U.S. backs Chad against extremists
From Barbara Starr
WASHINGTON (CNN) -- A small group of U.S. troops quietly helped Chad's military in a running battle this week against an Algerian Islamic group, U.S. sources said Thursday.
U.S. forces have been providing communications, intelligence and reconnaissance support to the Chad forces, but have not participated in combat, U.S. sources said.
The reconnaissance includes Navy P-3 aircraft operating out of Algeria, a U.S. military source said.
The effort is part of a broad, low-key, U.S. military initiative to support Algeria, Mali and Niger against the Algerian terrorist organization Salafist Group for Preaching and Combat (GSPC), which the United States consider a terrorist group and which has declared its allegiance to al Qaeda.
Publicly, the United States has only acknowledged that it is providing training for African military forces in the region. The U.S. military mission is not covert, but officials have not talked about the details because of sensitivities in the region concerning the presence of U.S. forces.
The overall U.S. goal is to prevent terrorist groups from gaining a foothold in the ungoverned regions of North Africa. While the GSPC has been mainly focused on Algeria, it is believed to be spreading recruiting efforts into nearby Mauritania and Niger.
In the latest firefight, military forces from Niger chased GSPC members across the border into Chad. The GSPC group, believed to number 43, was surrounded by Chad forces, which U.S. intelligence estimated to be "in the hundreds," according to a U.S. source.
The government of Chad said GSPC leader Saifi Ammari, also known as "al-Para" was killed in the firefight, but the United States has not been able to confirm that. Chad asked U.S. intelligence officials for a photograph of the terrorist leader so it can be compared with one of the bodies, sources said.

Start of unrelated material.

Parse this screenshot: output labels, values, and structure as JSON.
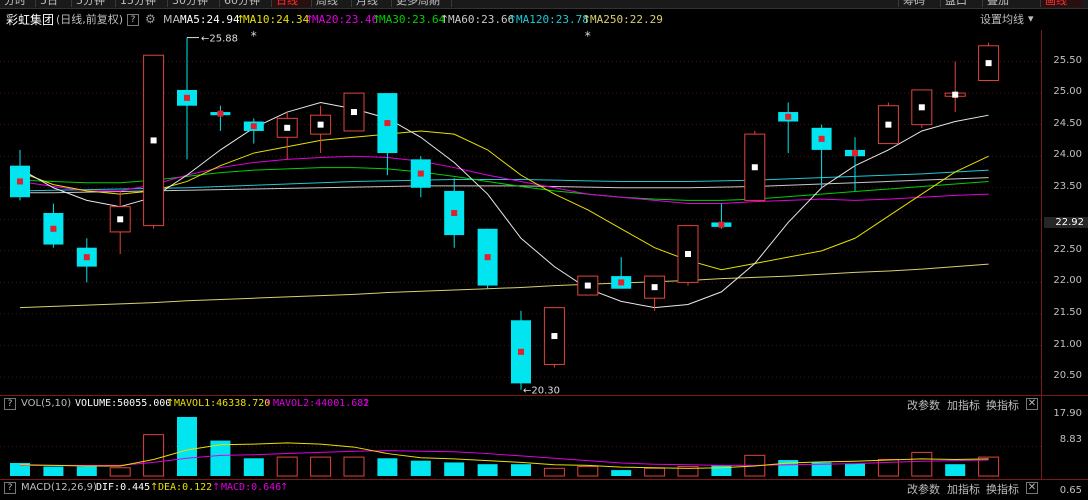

U.S. military officials said this military support is separate from U.S. Special Forces training in Mali, Mauritania, Niger, and Chad.
Chad, in north central Africa, is about three times the size of California.